Writer and artist Carol M. Williams is the author of the novel Burning Down The Country House, a story set in Jamaica. An alumnus of Bethlehem Moravian College, Jamaica; she studied English Literature before entering the classroom as an educator. Carol is committed to promoting childhood literacy and helping disadvantaged children experience safe, healthy, and spiritually fulfilled lives. In 2006, she earned a degree in Nursing from Broward College and worked as a registered nurse in hospitals across South Florida. She explains her creative passions as a dare to dream beyond the realities of her impoverished upbringing. Founder of MoodsArts.com and a member of Southwest Florida Art League, her unique style of contemporary art depicts her love for the tropics. She lives in Florida with her husband Robin and is active in the Single Moms and Health ministries in her local church. She is currently working on her second novel. You can visit her website at http://carolmwilliams.tateauthor.com/about-the-author/

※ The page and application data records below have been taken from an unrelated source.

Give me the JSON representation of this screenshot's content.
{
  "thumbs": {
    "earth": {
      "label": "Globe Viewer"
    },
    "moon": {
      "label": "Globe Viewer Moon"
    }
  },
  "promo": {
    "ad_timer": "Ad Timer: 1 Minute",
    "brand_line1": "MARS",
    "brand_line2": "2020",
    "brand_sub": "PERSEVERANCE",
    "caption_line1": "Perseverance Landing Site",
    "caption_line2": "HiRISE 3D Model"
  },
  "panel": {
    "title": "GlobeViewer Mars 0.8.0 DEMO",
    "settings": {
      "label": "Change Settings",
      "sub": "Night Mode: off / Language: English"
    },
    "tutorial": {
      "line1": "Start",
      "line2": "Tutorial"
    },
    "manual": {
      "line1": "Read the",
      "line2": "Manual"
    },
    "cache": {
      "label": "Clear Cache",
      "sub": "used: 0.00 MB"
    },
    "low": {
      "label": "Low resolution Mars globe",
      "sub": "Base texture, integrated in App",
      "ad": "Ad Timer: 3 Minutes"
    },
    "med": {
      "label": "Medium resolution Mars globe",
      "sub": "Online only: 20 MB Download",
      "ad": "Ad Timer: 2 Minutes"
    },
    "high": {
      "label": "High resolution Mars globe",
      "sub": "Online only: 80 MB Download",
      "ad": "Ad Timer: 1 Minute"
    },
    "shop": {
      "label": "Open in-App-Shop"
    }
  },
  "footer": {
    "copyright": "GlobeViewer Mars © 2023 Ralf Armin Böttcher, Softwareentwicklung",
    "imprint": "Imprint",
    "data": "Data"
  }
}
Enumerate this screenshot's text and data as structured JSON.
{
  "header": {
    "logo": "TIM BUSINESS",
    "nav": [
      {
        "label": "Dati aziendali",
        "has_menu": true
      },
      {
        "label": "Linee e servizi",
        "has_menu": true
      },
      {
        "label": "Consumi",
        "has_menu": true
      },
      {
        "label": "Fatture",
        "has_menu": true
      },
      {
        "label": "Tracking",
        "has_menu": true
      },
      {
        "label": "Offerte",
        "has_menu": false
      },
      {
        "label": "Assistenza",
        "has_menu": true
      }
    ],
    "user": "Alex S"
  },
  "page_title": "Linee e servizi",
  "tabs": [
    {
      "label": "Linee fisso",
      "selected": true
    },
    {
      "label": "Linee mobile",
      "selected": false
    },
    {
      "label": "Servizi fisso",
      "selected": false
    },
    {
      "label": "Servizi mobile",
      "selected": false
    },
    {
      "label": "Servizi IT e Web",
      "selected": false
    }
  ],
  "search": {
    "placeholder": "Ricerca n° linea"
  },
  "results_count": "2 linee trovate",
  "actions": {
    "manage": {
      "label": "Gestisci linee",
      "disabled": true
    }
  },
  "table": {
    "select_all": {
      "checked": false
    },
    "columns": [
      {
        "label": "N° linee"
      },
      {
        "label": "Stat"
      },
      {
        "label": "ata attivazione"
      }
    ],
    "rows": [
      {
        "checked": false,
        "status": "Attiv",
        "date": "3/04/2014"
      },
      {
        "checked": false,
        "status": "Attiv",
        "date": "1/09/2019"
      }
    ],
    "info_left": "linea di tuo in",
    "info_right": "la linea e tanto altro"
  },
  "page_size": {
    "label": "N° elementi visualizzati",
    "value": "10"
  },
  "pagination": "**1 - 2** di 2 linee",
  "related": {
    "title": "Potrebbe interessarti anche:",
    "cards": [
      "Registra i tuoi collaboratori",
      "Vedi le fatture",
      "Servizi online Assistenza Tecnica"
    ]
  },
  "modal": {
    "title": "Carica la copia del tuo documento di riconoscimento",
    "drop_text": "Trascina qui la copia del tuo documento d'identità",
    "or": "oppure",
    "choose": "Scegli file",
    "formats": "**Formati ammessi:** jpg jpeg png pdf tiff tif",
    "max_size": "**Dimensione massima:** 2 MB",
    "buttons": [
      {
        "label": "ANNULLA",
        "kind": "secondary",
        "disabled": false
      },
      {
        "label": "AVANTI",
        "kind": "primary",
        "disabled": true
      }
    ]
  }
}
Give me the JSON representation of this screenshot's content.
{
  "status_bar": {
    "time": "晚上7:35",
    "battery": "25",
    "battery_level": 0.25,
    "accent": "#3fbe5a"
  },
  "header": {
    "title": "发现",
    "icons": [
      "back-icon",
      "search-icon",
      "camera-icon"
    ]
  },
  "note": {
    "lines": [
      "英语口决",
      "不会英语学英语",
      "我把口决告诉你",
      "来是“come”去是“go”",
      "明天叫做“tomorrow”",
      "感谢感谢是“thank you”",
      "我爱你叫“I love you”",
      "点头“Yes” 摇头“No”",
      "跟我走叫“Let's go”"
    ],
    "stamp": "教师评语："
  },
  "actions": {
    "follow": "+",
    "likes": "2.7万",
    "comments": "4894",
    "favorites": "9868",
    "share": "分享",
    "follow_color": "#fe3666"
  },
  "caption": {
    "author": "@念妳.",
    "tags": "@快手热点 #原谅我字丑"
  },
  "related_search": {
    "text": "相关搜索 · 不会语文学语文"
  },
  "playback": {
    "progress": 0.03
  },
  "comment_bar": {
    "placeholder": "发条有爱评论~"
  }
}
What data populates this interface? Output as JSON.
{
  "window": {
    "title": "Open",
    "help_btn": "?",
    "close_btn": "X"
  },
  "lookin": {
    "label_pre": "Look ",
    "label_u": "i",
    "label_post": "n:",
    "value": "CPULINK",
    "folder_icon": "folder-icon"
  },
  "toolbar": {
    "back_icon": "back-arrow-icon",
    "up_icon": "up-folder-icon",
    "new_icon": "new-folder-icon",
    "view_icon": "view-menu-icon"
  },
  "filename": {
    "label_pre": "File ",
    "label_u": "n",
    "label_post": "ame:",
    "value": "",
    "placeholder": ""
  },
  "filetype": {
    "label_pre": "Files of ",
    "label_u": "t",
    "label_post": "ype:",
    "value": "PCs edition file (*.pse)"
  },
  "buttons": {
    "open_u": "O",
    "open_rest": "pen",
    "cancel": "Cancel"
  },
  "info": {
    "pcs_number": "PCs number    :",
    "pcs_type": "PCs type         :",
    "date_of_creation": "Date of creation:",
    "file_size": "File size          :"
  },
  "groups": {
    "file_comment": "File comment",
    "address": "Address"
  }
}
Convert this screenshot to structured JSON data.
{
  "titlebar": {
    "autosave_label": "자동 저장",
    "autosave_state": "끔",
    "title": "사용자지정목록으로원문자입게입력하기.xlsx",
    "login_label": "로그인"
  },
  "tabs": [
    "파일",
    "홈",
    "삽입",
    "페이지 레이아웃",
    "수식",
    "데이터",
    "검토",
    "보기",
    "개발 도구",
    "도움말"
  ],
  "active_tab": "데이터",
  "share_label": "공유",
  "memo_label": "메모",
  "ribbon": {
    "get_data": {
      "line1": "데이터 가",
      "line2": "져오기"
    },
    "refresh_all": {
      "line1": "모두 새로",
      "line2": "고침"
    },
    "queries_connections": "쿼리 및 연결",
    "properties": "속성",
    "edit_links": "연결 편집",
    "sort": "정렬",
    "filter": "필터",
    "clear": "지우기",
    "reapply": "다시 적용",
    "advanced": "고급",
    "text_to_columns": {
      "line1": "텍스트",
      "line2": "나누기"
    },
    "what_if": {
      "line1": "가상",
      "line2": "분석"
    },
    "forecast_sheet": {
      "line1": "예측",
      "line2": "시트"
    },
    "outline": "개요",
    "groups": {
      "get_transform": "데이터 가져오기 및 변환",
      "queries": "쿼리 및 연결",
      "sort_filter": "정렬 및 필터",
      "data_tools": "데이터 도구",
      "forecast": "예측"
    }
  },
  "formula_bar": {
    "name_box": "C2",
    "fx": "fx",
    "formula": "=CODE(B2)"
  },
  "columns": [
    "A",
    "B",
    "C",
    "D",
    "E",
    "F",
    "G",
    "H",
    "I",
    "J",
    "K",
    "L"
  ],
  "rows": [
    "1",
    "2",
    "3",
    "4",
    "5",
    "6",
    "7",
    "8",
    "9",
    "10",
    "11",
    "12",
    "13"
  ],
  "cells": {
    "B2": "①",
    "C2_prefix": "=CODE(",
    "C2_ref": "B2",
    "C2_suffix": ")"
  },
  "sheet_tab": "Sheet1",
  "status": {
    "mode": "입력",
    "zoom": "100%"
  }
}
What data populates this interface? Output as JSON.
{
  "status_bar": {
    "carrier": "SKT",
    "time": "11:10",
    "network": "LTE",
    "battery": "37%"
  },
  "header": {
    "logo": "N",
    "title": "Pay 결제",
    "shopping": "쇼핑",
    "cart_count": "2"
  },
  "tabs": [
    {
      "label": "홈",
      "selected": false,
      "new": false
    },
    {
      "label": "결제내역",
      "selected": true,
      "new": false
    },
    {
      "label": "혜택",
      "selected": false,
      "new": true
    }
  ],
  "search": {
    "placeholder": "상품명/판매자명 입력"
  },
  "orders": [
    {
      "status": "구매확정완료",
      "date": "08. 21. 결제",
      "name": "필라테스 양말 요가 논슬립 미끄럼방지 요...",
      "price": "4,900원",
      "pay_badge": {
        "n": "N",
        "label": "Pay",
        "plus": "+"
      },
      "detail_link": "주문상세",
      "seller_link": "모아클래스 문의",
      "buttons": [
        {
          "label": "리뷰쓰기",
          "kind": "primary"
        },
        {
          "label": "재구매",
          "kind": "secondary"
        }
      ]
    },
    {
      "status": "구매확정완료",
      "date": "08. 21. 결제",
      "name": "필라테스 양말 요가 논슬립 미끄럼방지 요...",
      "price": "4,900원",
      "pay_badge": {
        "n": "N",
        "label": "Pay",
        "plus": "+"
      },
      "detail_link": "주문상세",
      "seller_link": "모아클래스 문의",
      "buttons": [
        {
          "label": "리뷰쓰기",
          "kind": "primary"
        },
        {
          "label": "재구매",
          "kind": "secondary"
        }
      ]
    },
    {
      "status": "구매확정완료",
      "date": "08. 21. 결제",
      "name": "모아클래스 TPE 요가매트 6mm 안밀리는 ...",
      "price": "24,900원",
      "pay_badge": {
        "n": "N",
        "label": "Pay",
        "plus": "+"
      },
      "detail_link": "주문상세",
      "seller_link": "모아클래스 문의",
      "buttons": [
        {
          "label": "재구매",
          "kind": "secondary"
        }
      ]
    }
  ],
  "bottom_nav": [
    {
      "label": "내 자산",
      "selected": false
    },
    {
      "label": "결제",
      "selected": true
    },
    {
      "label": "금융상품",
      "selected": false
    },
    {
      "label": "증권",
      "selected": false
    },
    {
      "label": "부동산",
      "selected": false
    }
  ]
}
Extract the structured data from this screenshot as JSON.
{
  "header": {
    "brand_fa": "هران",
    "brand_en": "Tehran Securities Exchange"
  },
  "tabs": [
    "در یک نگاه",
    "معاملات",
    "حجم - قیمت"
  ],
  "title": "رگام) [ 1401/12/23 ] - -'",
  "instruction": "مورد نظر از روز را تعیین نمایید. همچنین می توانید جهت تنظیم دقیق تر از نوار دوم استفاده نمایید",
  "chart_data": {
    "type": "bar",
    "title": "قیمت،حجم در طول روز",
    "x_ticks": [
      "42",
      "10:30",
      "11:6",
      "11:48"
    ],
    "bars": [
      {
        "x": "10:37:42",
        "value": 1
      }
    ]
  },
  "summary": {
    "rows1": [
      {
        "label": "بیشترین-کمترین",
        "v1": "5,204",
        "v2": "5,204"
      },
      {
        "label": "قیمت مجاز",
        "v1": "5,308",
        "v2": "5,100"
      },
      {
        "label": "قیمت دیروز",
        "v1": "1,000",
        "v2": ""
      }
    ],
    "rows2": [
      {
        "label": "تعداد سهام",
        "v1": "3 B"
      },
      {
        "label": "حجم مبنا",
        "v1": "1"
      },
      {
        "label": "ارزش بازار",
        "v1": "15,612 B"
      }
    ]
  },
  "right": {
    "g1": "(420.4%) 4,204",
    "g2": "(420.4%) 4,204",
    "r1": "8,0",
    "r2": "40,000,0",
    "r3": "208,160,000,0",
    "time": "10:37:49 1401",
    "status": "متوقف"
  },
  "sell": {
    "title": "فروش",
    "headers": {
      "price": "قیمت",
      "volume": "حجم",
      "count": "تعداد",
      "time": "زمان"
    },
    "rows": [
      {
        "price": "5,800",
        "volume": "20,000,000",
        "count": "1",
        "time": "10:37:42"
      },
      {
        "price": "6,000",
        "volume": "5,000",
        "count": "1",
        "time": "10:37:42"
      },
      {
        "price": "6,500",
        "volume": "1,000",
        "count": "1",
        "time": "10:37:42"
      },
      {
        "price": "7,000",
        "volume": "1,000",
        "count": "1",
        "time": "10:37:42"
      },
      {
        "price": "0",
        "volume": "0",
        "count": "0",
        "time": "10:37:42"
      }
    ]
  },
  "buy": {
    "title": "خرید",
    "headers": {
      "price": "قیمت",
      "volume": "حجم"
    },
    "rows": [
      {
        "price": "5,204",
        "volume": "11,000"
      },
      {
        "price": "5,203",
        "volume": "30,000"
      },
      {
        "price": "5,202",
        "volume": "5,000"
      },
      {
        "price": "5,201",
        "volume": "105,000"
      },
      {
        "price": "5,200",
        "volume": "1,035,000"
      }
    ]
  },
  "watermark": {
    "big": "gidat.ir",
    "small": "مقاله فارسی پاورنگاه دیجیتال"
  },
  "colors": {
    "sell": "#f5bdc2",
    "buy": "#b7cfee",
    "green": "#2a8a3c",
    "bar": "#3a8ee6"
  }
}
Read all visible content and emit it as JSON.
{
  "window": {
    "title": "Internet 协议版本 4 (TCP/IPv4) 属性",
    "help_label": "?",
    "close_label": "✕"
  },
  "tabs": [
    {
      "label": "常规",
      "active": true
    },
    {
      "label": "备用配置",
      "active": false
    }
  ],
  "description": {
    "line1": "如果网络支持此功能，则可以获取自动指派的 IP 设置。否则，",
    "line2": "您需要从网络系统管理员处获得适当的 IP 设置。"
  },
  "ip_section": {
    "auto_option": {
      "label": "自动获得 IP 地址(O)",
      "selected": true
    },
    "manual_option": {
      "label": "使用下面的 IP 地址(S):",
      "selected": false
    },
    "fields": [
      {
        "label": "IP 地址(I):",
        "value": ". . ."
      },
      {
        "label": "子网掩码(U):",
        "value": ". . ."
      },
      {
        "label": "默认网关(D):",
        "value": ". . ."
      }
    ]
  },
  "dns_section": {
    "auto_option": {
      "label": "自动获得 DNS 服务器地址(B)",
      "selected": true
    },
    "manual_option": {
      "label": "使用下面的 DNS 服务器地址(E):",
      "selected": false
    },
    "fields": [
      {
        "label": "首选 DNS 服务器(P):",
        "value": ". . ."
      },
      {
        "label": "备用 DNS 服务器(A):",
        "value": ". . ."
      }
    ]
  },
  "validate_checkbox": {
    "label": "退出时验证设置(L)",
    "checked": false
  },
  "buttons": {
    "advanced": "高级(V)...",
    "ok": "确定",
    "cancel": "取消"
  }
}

Tom Winton grew up in New York City. After living in Florida for many years, he relocated last year to Dahlonega, Georgia, with his wife, Blanche and their ill-tempered but loveable Jack Russell terrier, Ginger. Praised as “a man who writes with his pen dipped in his soul,” Tom came onto the writing scene late in life. His first novel Beyond Nostalgia was published in 2011, when he was sixty-two years old. Since then he has written five more books, and just as Beyond Nostalgia has, they have all become Amazon bestsellers. Tom has often been listed as one of Amazon’s Top 100 “Most Popular Authors” in both Literary Fiction and in Mystery/Thrillers/Suspense. His novels have been likened to such classics as Catcher in the Rye, To Kill a Mockingbird and more. His titles include The Last American Martyr, Four Days with Hemingway’s Ghost, Within a Man’s Heart, A Second Chance in Paradise, Forever Three, and Beyond Nostalgia. He has also written many highly-acclaimed short stories. Visit him at tomwintonauthor.com
Tom Wood’s debut novel is Vendetta Stone, a fictional true-crime thriller set in Nashville. The sequel is due out in 2016. As a sports writer and copy editor at The Tennessean, Tom covered area colleges, boxing, the Iroquois Steeplechase, the 1996 Atlanta Olympics and other events. His short stories appear in Tennesseans West Vol. 1,Weird Western Yarns Vol. 1, Western Tales! Vol. 3, and Filtered Through Time. He now freelances for the Nashville Ledger, Knoxville News Sentinel, Country Family News, the Naples News and Ft. Myers News-Press and is an extra on the ABC series Nashville as well as The Identical, Providence, Still the King and other multimedia projects. His screenplay for Vendetta Stone was a semifinalist in the 2015 screenwriting competition of the 2015 Nashville Film Festival.